I recently returned from South Africa, and the 2010 Fifa World Cup. We were there to study hardcore football fans (that’s soccer fans to us Americans) and their use of technology. The spectacle was everything you would expect and more. The technology, in a word, failed. For 10 days, we saw football fans with frail internet connections and the ability to send text-only Facebook updates. Consistently we observed from device to device and technology to technology, the rules of connectivity and interaction were always changing. Do you want to send a text message? Not on an iPhone. Do you want to connect to the Internet? Not on a Blackberry. Just want to make a simple phone call? Not if you want to hear both sides of the conversation.
So fans just gave up, right? With all these problems they just put away their phones, and held their stories for when they got home. Not on your life!
The Compute Continuum is just Intel-speak for what Football Fans do every day. If it was ever in doubt, the World Cup in South Africa confirmed that fans will do whatever it takes to get what they want. They’ll borrow their friends phones and computers. They’ll post text updates if text is all they have. They’ll spend their evenings trying to decipher “help” instructions for menus that don’t exist on their phones. They’ll complain (oh will they complain!), they’ll argue that a company like Intel should focus less on the compute continuum of the future, and more on the basic connectivity of now.

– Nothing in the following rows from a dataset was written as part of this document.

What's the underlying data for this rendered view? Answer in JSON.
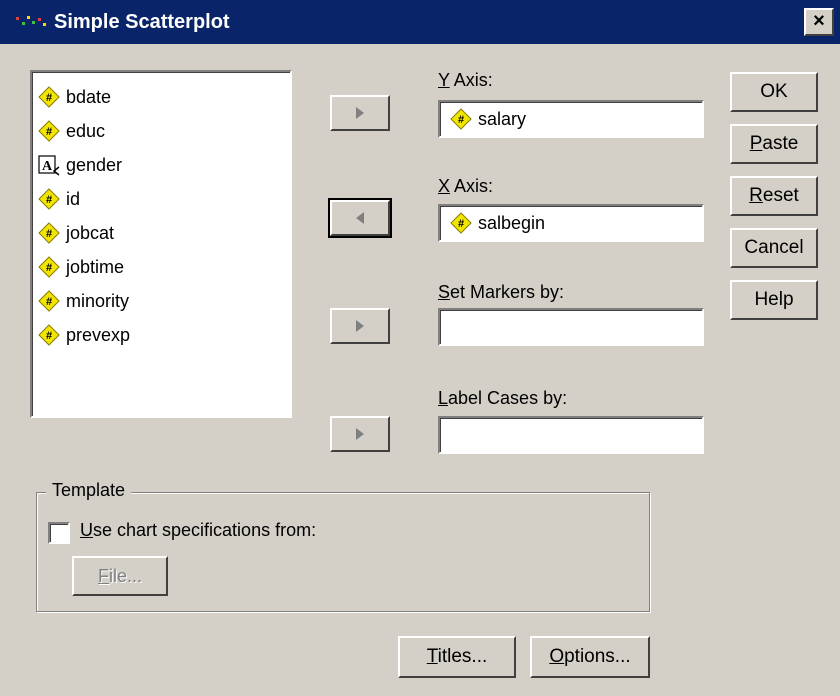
{
  "window": {
    "title": "Simple Scatterplot",
    "close_symbol": "×"
  },
  "variables": [
    {
      "name": "bdate",
      "type": "numeric",
      "icon": "numeric-variable-icon"
    },
    {
      "name": "educ",
      "type": "numeric",
      "icon": "numeric-variable-icon"
    },
    {
      "name": "gender",
      "type": "string",
      "icon": "string-variable-icon"
    },
    {
      "name": "id",
      "type": "numeric",
      "icon": "numeric-variable-icon"
    },
    {
      "name": "jobcat",
      "type": "numeric",
      "icon": "numeric-variable-icon"
    },
    {
      "name": "jobtime",
      "type": "numeric",
      "icon": "numeric-variable-icon"
    },
    {
      "name": "minority",
      "type": "numeric",
      "icon": "numeric-variable-icon"
    },
    {
      "name": "prevexp",
      "type": "numeric",
      "icon": "numeric-variable-icon"
    }
  ],
  "fields": {
    "y_axis": {
      "label_mnemonic": "Y",
      "label_rest": " Axis:",
      "value": "salary"
    },
    "x_axis": {
      "label_mnemonic": "X",
      "label_rest": " Axis:",
      "value": "salbegin"
    },
    "set_markers": {
      "label_mnemonic": "S",
      "label_rest": "et Markers by:",
      "value": ""
    },
    "label_cases": {
      "label_mnemonic": "L",
      "label_rest": "abel Cases by:",
      "value": ""
    }
  },
  "buttons": {
    "ok": "OK",
    "paste_mnemonic": "P",
    "paste_rest": "aste",
    "reset_mnemonic": "R",
    "reset_rest": "eset",
    "cancel": "Cancel",
    "help": "Help",
    "titles_mnemonic": "T",
    "titles_rest": "itles...",
    "options_mnemonic": "O",
    "options_rest": "ptions...",
    "file_mnemonic": "F",
    "file_rest": "ile..."
  },
  "template": {
    "group_title": "Template",
    "checkbox_mnemonic": "U",
    "checkbox_rest": "se chart specifications from:",
    "checked": false
  },
  "colors": {
    "titlebar": "#0a246a",
    "face": "#d4d0c8",
    "numeric_icon": "#f2e600"
  }
}
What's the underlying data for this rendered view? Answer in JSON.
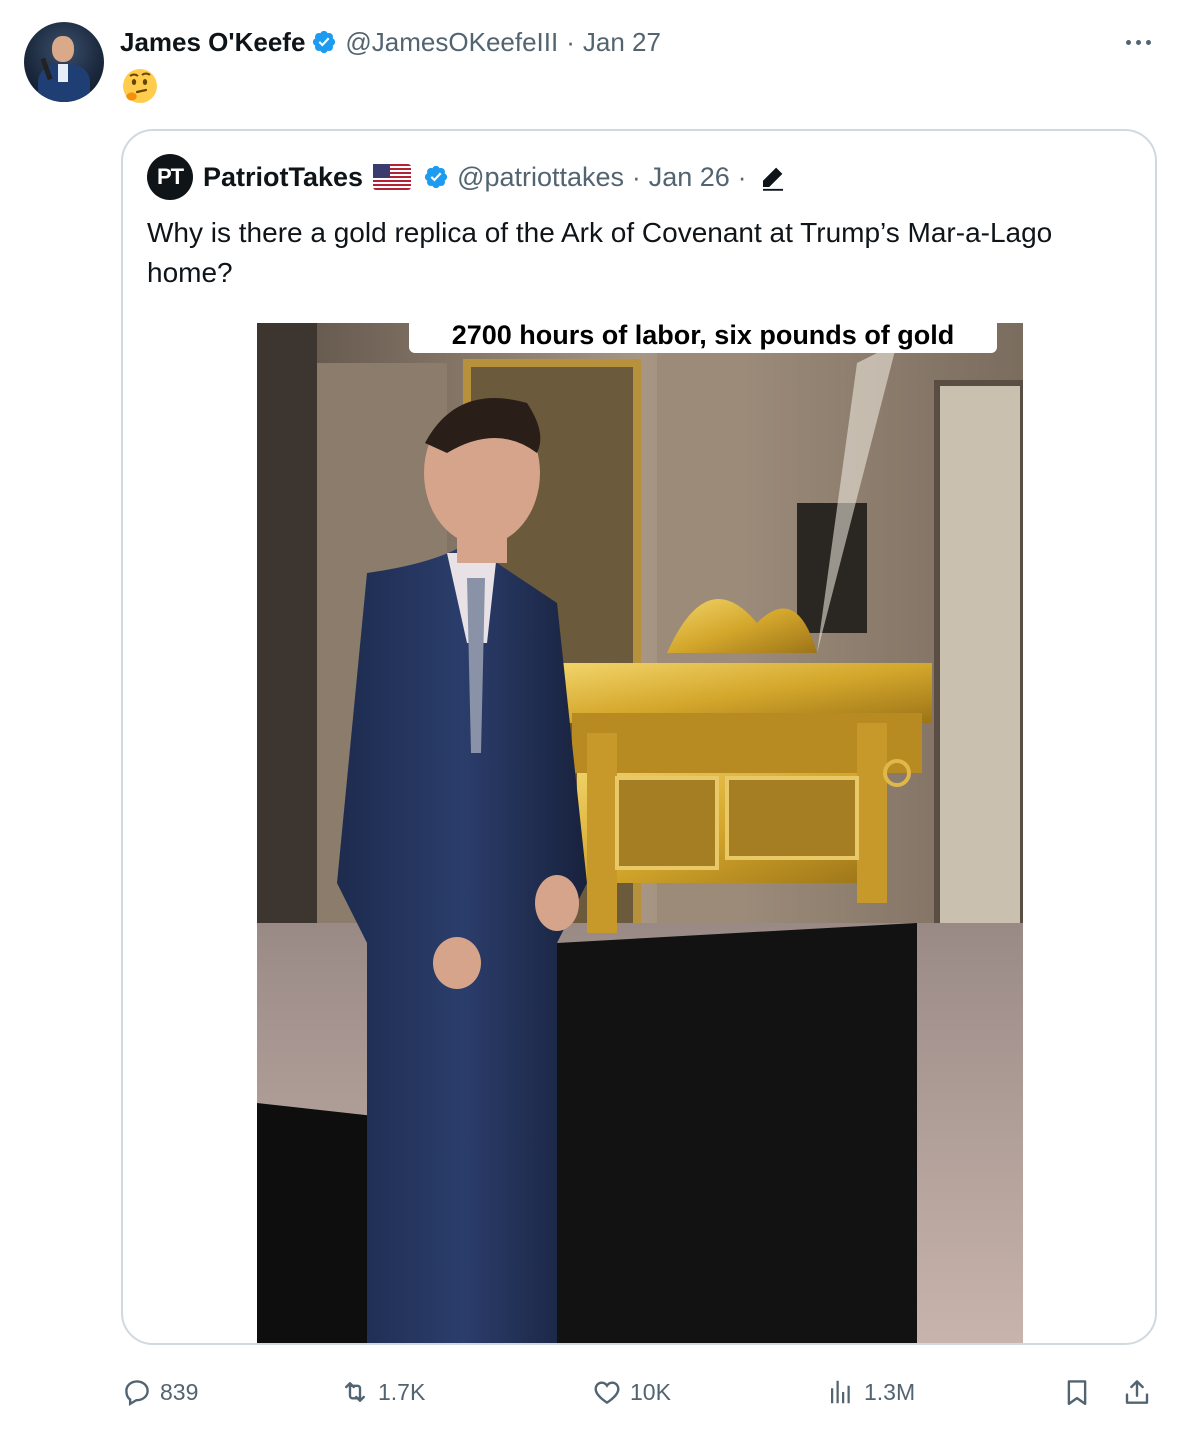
{
  "tweet": {
    "author_name": "James O'Keefe",
    "handle": "@JamesOKeefeIII",
    "separator": "·",
    "date": "Jan 27",
    "text_emoji": "🤔"
  },
  "quote": {
    "logo_text": "PT",
    "author_name": "PatriotTakes",
    "handle": "@patriottakes",
    "separator": "·",
    "date": "Jan 26",
    "separator2": "·",
    "text": "Why is there a gold replica of the Ark of Covenant at Trump’s Mar-a-Lago home?",
    "media_caption": "2700 hours of labor, six pounds of gold"
  },
  "actions": {
    "replies": "839",
    "retweets": "1.7K",
    "likes": "10K",
    "views": "1.3M"
  },
  "colors": {
    "verified": "#1d9bf0",
    "secondary_text": "#536471",
    "border": "#cfd9de",
    "gold": "#d4a72c"
  },
  "icons": [
    "verified-badge-icon",
    "more-icon",
    "thinking-face-emoji",
    "us-flag-icon",
    "pencil-icon",
    "reply-icon",
    "retweet-icon",
    "like-icon",
    "views-icon",
    "bookmark-icon",
    "share-icon"
  ]
}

In fact, I can’t say it any better than our Scottish Fan, talking about attending his first ever live World Cup match:
There were goals, and penalties, and last gasp saving tackles and skill and controversy and vuvuzelas and everything you need for a truly awesome experience. It was the highlight of my footballing fan career. Unfortunately, while the football was awesome, the technology was not. In fact, had technology been playing, it would have been substituted before half time.
When we walked in through the entrance into the stadium, you could see the stadium open up. The lights, the pitch, the gaping coliseum dedicated to football, wrapping around and curling over the pitch. It was more than picture perfect. I got my phone out because I just had to take a picture and send it to my brother and my mates. It was the ultimate opportunity to rub salt into what were already painful wounds for them. My chance to show them that while they were watching at home, or in the dank, smoky, grey pub they were in, I was there, in the flesh, experiencing it first-hand. Photo taken, message written, send failure. Try again. Send failure. Send text message trying to describe said picture. Not quite the same impact.
The next morning at breakfast Phil was telling me all about the really cool things that technology will do in the future. I got really excited. Apparently in the future, I’ll be able to go to the stadium, take a picture with my camera and send that picture to my phone using infra-red technology. I’ll be able to take a picture in high definition which will show the stadium in brilliant, silicone enhanced crystal clear definition. I’ll be able to see the sweat pores on the faces of the footballers and the seams on the ball. I’ll be able to capture the moment of impact between the ball and the boot and the movement of the boots laces as the ball is curled on a gravitation defying trajectory into the back of the net. And then, in the future, having captured that moment, and having seen it with my own eyes, and transferred it to my phone using infra-red sorcery, then and only then, will I get the send failure message. Great! In the future, I’ll be frustrated in high definition.
And what did our hardcore Scottish friend take away from all the pain and frustration of working through broken technology? He took away glee, because despite all the effort his technology demanded, he was still in South Africa, in person to watch the Dutch victory over Cameroon. And even though he couldn’t send pictures of the pitch, he still did get his message out so that his friends knew he was there.
For the fans, being at the 2010 World Cup over-shadowed everything. They, more than any customer you can think of, will willingly take on the most frustrating, finicky, technologies, learn the rules, and make their way through the maze of exceptions, because they NEED the connectivity. Their position as world class fans depends on it! When Intel delivers for a fan, they aren’t just delivering to one person; they are delivering to a whole community. So, trust me, we better get our game on!